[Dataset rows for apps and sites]
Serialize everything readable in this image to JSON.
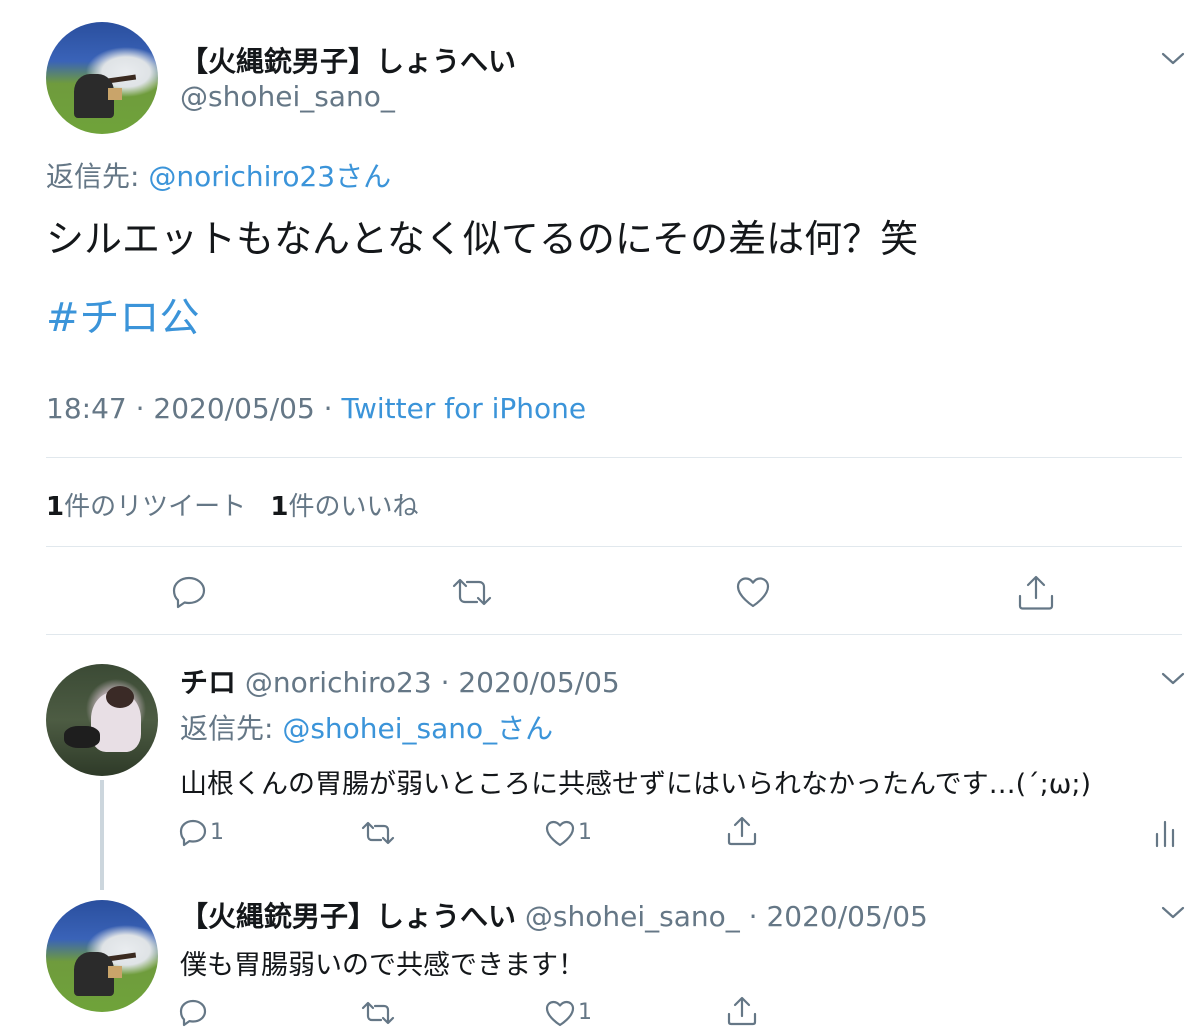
{
  "main_tweet": {
    "display_name": "【火縄銃男子】しょうへい",
    "handle": "@shohei_sano_",
    "reply_to_prefix": "返信先: ",
    "reply_to_handle": "@norichiro23さん",
    "text": "シルエットもなんとなく似てるのにその差は何？笑",
    "hashtag": "#チロ公",
    "timestamp": "18:47 · 2020/05/05 · ",
    "source": "Twitter for iPhone",
    "retweet_count": "1",
    "retweet_label": "件のリツイート",
    "like_count": "1",
    "like_label": "件のいいね"
  },
  "replies": [
    {
      "display_name": "チロ",
      "handle_date": "@norichiro23 · 2020/05/05",
      "reply_to_prefix": "返信先: ",
      "reply_to_handle": "@shohei_sano_さん",
      "text": "山根くんの胃腸が弱いところに共感せずにはいられなかったんです…(´;ω;)",
      "reply_count": "1",
      "like_count": "1"
    },
    {
      "display_name": "【火縄銃男子】しょうへい",
      "handle_date": "@shohei_sano_ · 2020/05/05",
      "text": "僕も胃腸弱いので共感できます！",
      "like_count": "1"
    }
  ],
  "colors": {
    "link": "#3b94d9",
    "muted": "#657786",
    "divider": "#e1e8ed"
  },
  "icons": [
    "reply-icon",
    "retweet-icon",
    "like-icon",
    "share-icon",
    "chevron-down-icon",
    "analytics-icon"
  ]
}
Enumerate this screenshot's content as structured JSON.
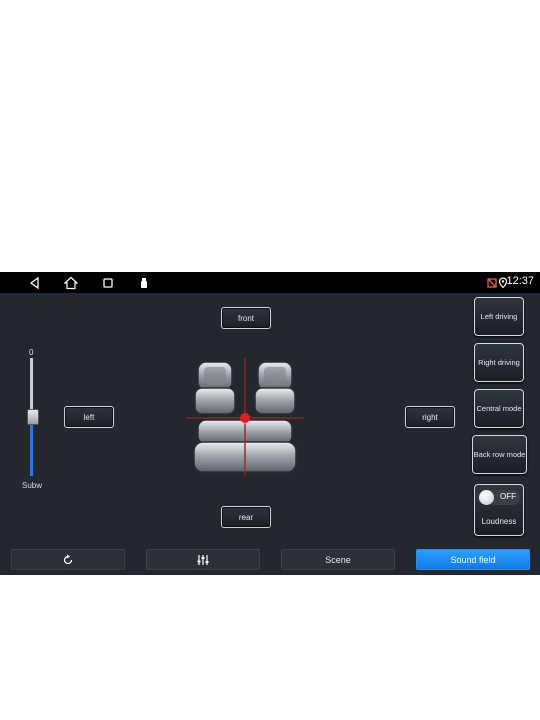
{
  "statusbar": {
    "time": "12:37"
  },
  "direction": {
    "front": "front",
    "rear": "rear",
    "left": "left",
    "right": "right"
  },
  "subwoofer": {
    "value": "0",
    "label": "Subw",
    "level_fraction": 0.45
  },
  "modes": [
    {
      "label": "Left driving"
    },
    {
      "label": "Right driving"
    },
    {
      "label": "Central mode"
    },
    {
      "label": "Back row mode"
    }
  ],
  "loudness": {
    "state": "OFF",
    "label": "Loudness"
  },
  "bottom_tabs": {
    "scene": "Scene",
    "sound_field": "Sound field"
  },
  "colors": {
    "accent": "#1e7cf0",
    "background": "#23282e",
    "focus_point": "#e02020"
  }
}
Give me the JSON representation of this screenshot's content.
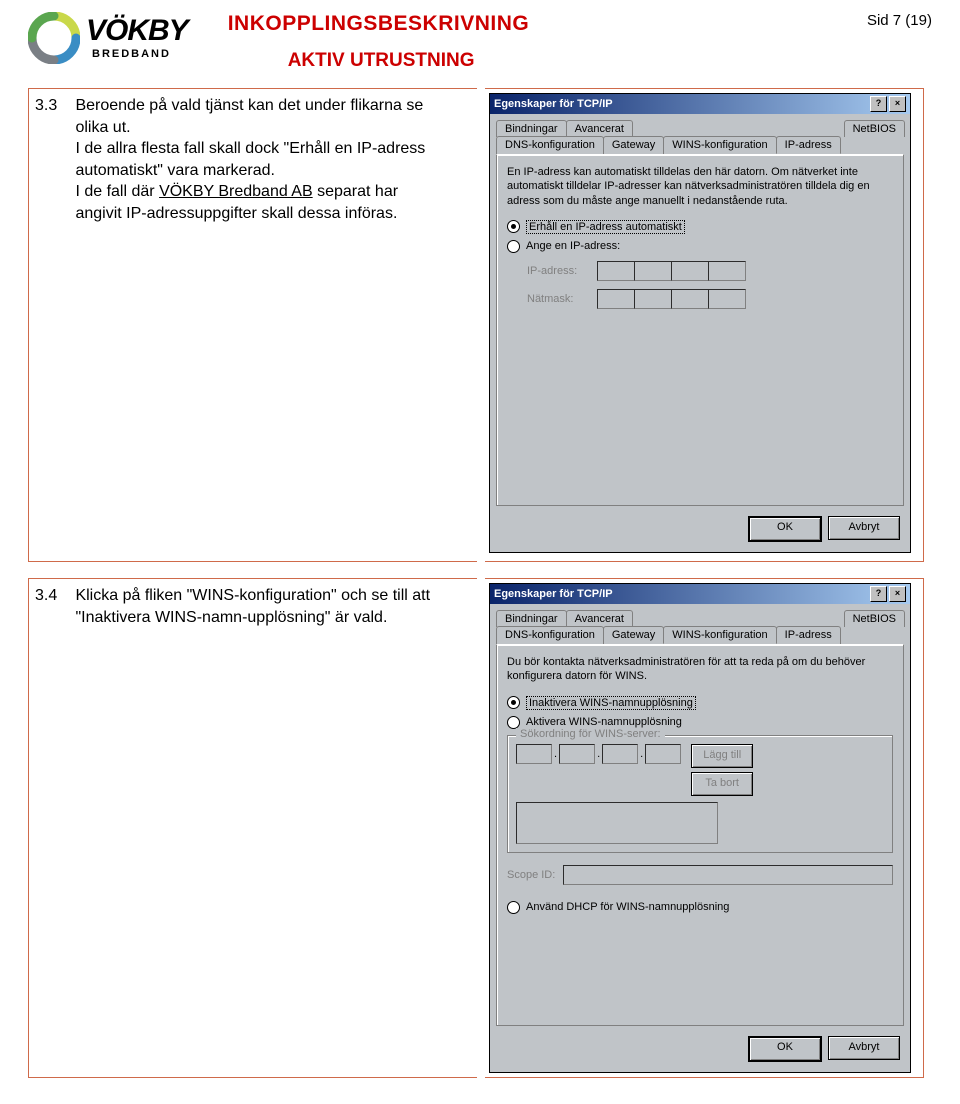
{
  "header": {
    "logo_name": "VÖKBY",
    "logo_subtitle": "BREDBAND",
    "doc_title": "INKOPPLINGSBESKRIVNING",
    "doc_subtitle": "AKTIV UTRUSTNING",
    "page_number": "Sid 7 (19)"
  },
  "steps": {
    "s33": {
      "num": "3.3",
      "text_a": "Beroende på vald tjänst kan det under flikarna se olika ut.",
      "text_b": "I de allra flesta fall skall dock \"Erhåll en IP-adress automatiskt\" vara markerad.",
      "text_c_pre": "I de fall där ",
      "text_c_link": "VÖKBY Bredband AB",
      "text_c_post": " separat har angivit IP-adressuppgifter skall dessa införas."
    },
    "s34": {
      "num": "3.4",
      "text": "Klicka på fliken \"WINS-konfiguration\" och se till att \"Inaktivera WINS-namn-upplösning\" är vald."
    }
  },
  "dlg1": {
    "title": "Egenskaper för TCP/IP",
    "help": "?",
    "close": "×",
    "tabs_row1": [
      "Bindningar",
      "Avancerat",
      "NetBIOS"
    ],
    "tabs_row2": [
      "DNS-konfiguration",
      "Gateway",
      "WINS-konfiguration",
      "IP-adress"
    ],
    "active_tab": "IP-adress",
    "desc": "En IP-adress kan automatiskt tilldelas den här datorn. Om nätverket inte automatiskt tilldelar IP-adresser kan nätverksadministratören tilldela dig en adress som du måste ange manuellt i nedanstående ruta.",
    "radio1": "Erhåll en IP-adress automatiskt",
    "radio2": "Ange en IP-adress:",
    "label_ip": "IP-adress:",
    "label_mask": "Nätmask:",
    "ok": "OK",
    "cancel": "Avbryt"
  },
  "dlg2": {
    "title": "Egenskaper för TCP/IP",
    "help": "?",
    "close": "×",
    "tabs_row1": [
      "Bindningar",
      "Avancerat",
      "NetBIOS"
    ],
    "tabs_row2": [
      "DNS-konfiguration",
      "Gateway",
      "WINS-konfiguration",
      "IP-adress"
    ],
    "active_tab": "WINS-konfiguration",
    "desc": "Du bör kontakta nätverksadministratören för att ta reda på om du behöver konfigurera datorn för WINS.",
    "radio1": "Inaktivera WINS-namnupplösning",
    "radio2": "Aktivera WINS-namnupplösning",
    "group_title": "Sökordning för WINS-server:",
    "btn_add": "Lägg till",
    "btn_remove": "Ta bort",
    "scope_label": "Scope ID:",
    "radio3": "Använd DHCP för WINS-namnupplösning",
    "ok": "OK",
    "cancel": "Avbryt"
  }
}
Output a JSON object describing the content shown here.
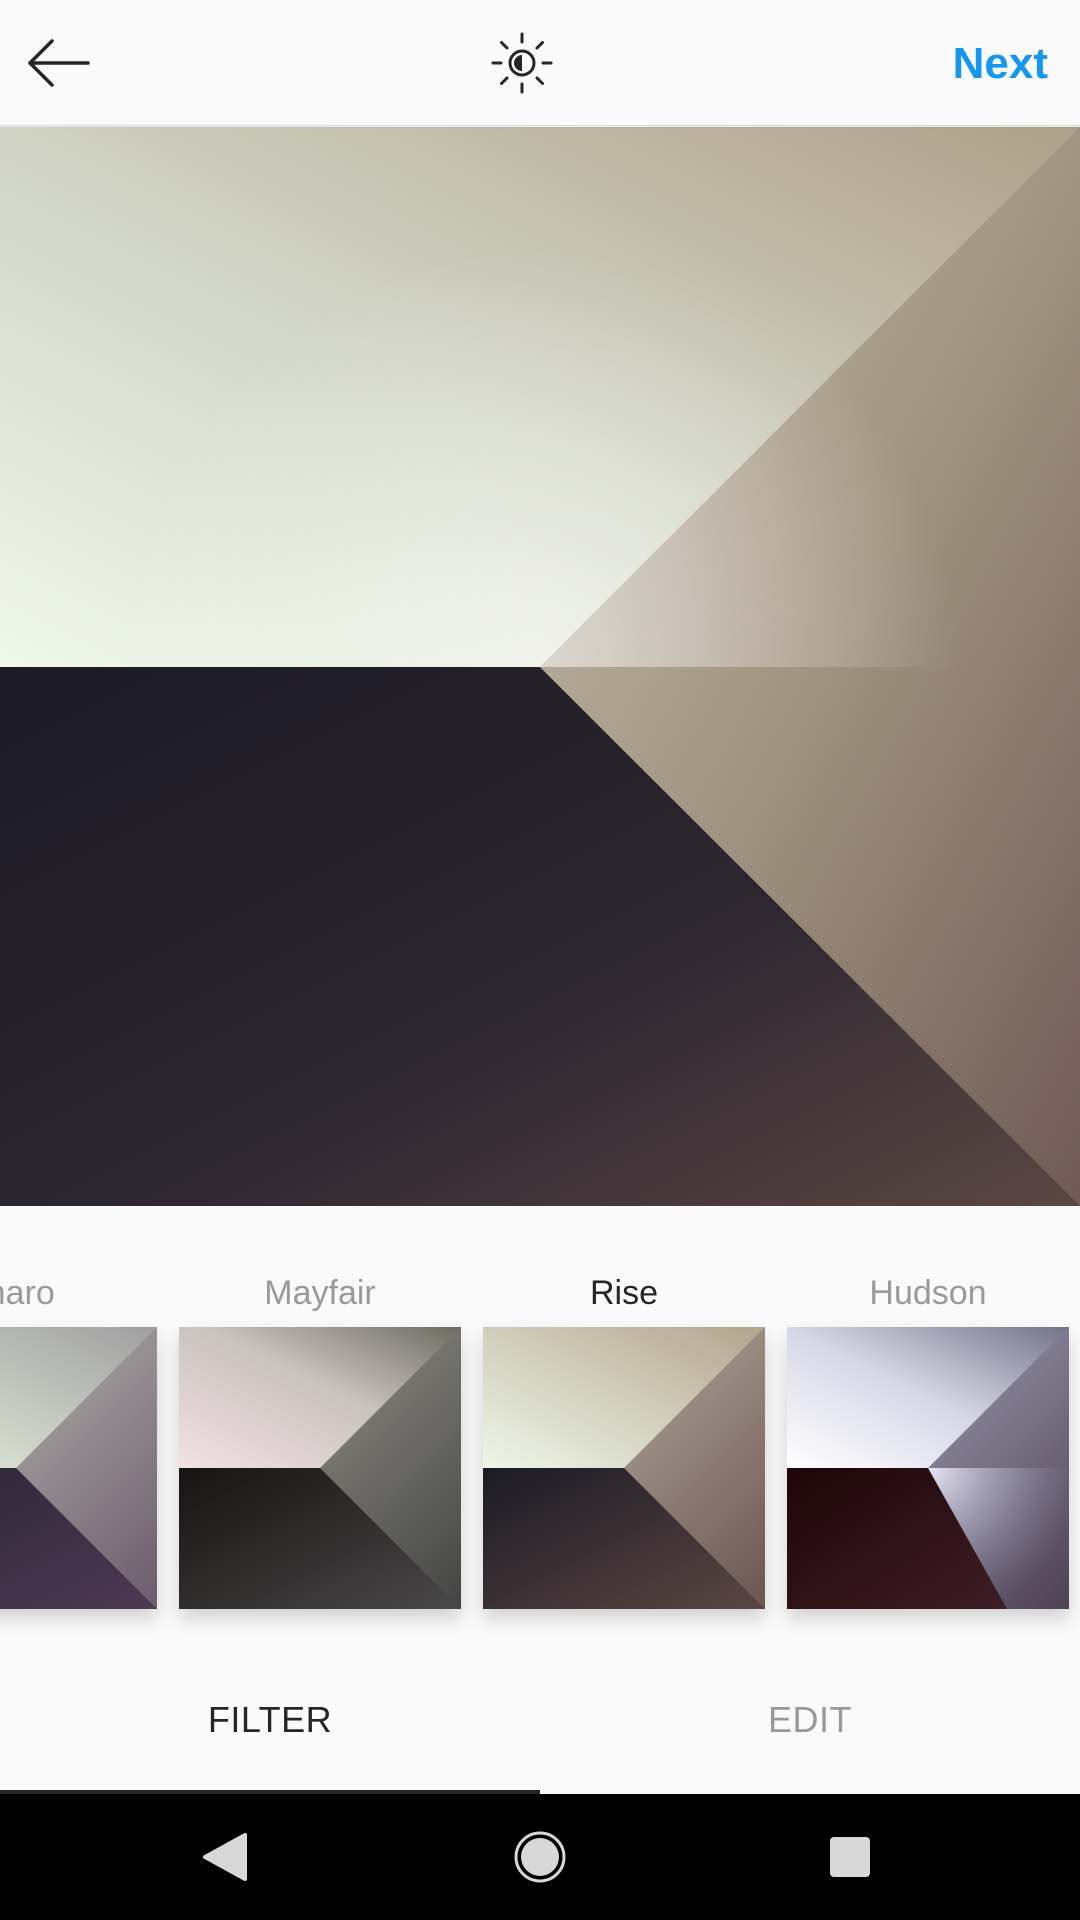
{
  "header": {
    "back_icon": "arrow-left-icon",
    "lux_icon": "lux-brightness-icon",
    "next_label": "Next",
    "accent_color": "#1596f0"
  },
  "preview": {
    "light_color": "#eef6e6",
    "dark_color": "#1c1b26",
    "warm_color": "#6b5552"
  },
  "filters": [
    {
      "label": "maro"
    },
    {
      "label": "Mayfair"
    },
    {
      "label": "Rise",
      "selected": true
    },
    {
      "label": "Hudson"
    }
  ],
  "tabs": {
    "filter_label": "FILTER",
    "edit_label": "EDIT",
    "active": "FILTER"
  },
  "navbar": {
    "back_icon": "nav-back-triangle-icon",
    "home_icon": "nav-home-circle-icon",
    "recents_icon": "nav-recents-square-icon"
  }
}
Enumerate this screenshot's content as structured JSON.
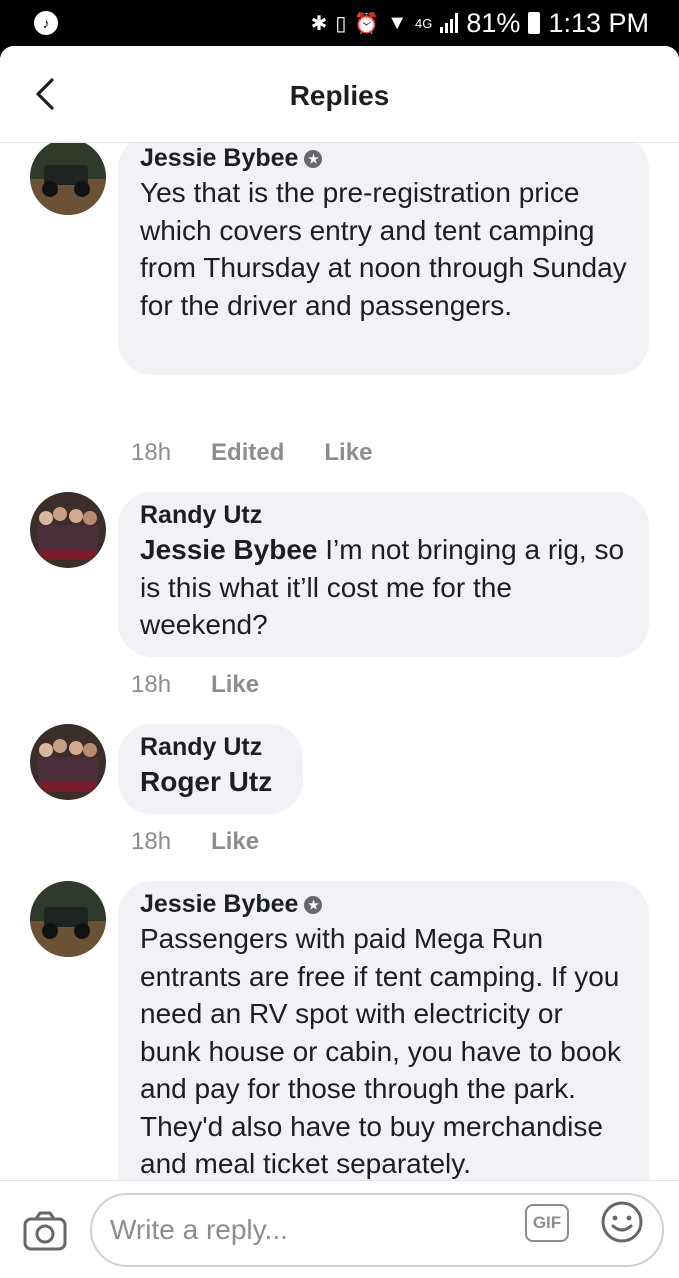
{
  "status_bar": {
    "battery": "81%",
    "time": "1:13 PM",
    "network": "4G"
  },
  "header": {
    "title": "Replies"
  },
  "comments": [
    {
      "author": "Jessie Bybee",
      "badge": true,
      "text": "Yes that is the pre-registration price which covers entry and tent camping from Thursday at noon through Sunday for the driver and passengers.",
      "time": "18h",
      "edited": "Edited",
      "like": "Like"
    },
    {
      "author": "Randy Utz",
      "mention": "Jessie Bybee",
      "text": " I’m not bringing a rig, so is this what it’ll cost me for the weekend?",
      "time": "18h",
      "like": "Like"
    },
    {
      "author": "Randy Utz",
      "mention": "Roger Utz",
      "time": "18h",
      "like": "Like"
    },
    {
      "author": "Jessie Bybee",
      "badge": true,
      "text": "Passengers with paid Mega Run entrants are free if tent camping. If you need an RV spot with electricity or bunk house or cabin, you have to book and pay for those through the park. They'd also have to buy merchandise and meal ticket separately."
    }
  ],
  "reply_bar": {
    "placeholder": "Write a reply...",
    "gif_label": "GIF"
  },
  "icons": [
    "music-icon",
    "bluetooth-icon",
    "vibrate-icon",
    "alarm-icon",
    "wifi-icon",
    "signal-icon",
    "battery-icon",
    "back-icon",
    "verified-badge-icon",
    "camera-icon",
    "gif-icon",
    "emoji-icon"
  ]
}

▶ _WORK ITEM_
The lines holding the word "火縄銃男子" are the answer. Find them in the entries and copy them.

▶ _RESULT_
    "display_name": "【火縄銃男子】しょうへい",
      "display_name": "【火縄銃男子】しょうへい",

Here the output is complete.